John Maddox looks at new research which sheds light on the differences between Earth and the other planetsby John Maddox / November 20, 1996 / Leave a comment
Why is the Earth so different from Venus, and for that matter from Mars and Mercury? Venus, as massive as the Earth, has a thick atmosphere of carbon dioxide, which keeps the surface of the planet well above the boiling point of water. Mars, smaller than the Earth and further from the Sun, has a tenuous atmosphere of carbon dioxide. Mercury, the innermost planet, is simply bare rock. How did the inner planets of the solar system acquire these features?
The truth is that nobody knows for sure. At some level, the explanation must involve accidents going back to the start of the solar system-between the formation of the Sun 5,000m years ago and that of the Earth 4,500m years ago.
Now the Earth’s history has been put in a clearer light by two people from Harvard-Charles Harper and Stein Jacobsen. Writing in Science, they use geological evidence to show that the formation of the Earth took no more than 100,000 years after the Sun itself had formed.
How can geological evidence throw light on questions such as the composition of the Earth’s early atmosphere? It’s not the conundrum it may seem, for the Earth should contain traces of the gases from the Earth’s early atmosphere. So much has been recognised for years. The new development is that Harper and Jacobsen have been able to make sense of previously conflicting data.
The starting point must be the formation of the Sun, which emerged by the condensation of the solar nebula-a cloud of gas and dust. The solar nebula must have consisted mostly of the primordial material of the universe, mostly hydrogen and helium.
So where does the Earth come from? The general assumption is that particles of dust began sticking together to form lumps of matter that were eventually big enough to serve as centres of gravitational attraction which became the core of the Earth. The dust would have carried with it samples of the gas from which the Sun was formed, so that there should still be a stock of that gas somewhere deep in the earth.

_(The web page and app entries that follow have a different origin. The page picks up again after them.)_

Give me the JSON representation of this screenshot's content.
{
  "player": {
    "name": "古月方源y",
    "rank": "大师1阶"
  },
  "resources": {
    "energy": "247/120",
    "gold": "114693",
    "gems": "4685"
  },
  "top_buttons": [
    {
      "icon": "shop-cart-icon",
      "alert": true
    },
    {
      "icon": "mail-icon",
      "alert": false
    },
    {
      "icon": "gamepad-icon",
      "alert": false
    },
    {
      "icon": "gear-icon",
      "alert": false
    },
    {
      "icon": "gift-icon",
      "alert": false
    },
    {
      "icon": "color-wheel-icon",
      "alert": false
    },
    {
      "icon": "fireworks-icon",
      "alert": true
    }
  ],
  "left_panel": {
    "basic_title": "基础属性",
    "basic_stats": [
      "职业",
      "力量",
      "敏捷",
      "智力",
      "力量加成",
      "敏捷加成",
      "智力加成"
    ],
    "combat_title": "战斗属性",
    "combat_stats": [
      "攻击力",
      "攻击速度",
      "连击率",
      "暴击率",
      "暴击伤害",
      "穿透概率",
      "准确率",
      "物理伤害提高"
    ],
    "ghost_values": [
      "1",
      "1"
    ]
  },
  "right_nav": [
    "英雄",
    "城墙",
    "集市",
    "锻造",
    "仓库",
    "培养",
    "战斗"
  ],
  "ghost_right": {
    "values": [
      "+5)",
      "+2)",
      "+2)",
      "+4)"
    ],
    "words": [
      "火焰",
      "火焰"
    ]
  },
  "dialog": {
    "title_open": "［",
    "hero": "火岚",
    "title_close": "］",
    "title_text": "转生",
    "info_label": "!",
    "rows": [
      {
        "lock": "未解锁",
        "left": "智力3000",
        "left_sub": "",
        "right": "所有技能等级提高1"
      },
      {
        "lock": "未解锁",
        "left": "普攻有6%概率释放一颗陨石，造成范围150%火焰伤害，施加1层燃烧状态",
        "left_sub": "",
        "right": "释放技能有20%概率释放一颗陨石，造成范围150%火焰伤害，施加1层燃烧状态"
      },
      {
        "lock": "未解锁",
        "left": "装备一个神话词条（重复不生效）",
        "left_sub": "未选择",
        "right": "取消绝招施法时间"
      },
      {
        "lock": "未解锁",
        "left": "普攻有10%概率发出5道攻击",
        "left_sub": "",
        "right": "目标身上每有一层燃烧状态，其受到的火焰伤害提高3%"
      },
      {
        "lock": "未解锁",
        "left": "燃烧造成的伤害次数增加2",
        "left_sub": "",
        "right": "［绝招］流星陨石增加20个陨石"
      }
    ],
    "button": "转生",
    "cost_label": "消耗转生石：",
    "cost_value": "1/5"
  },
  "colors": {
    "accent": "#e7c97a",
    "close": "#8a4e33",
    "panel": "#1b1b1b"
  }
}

By putting together data about the traces of the isotope of helium and of other rare gases such as neon and xenon, the authors come to a firm, if surprising, conclusion: about 100,000 years after the formation of the Earth, the young planet had a thick atmosphere of gas left over…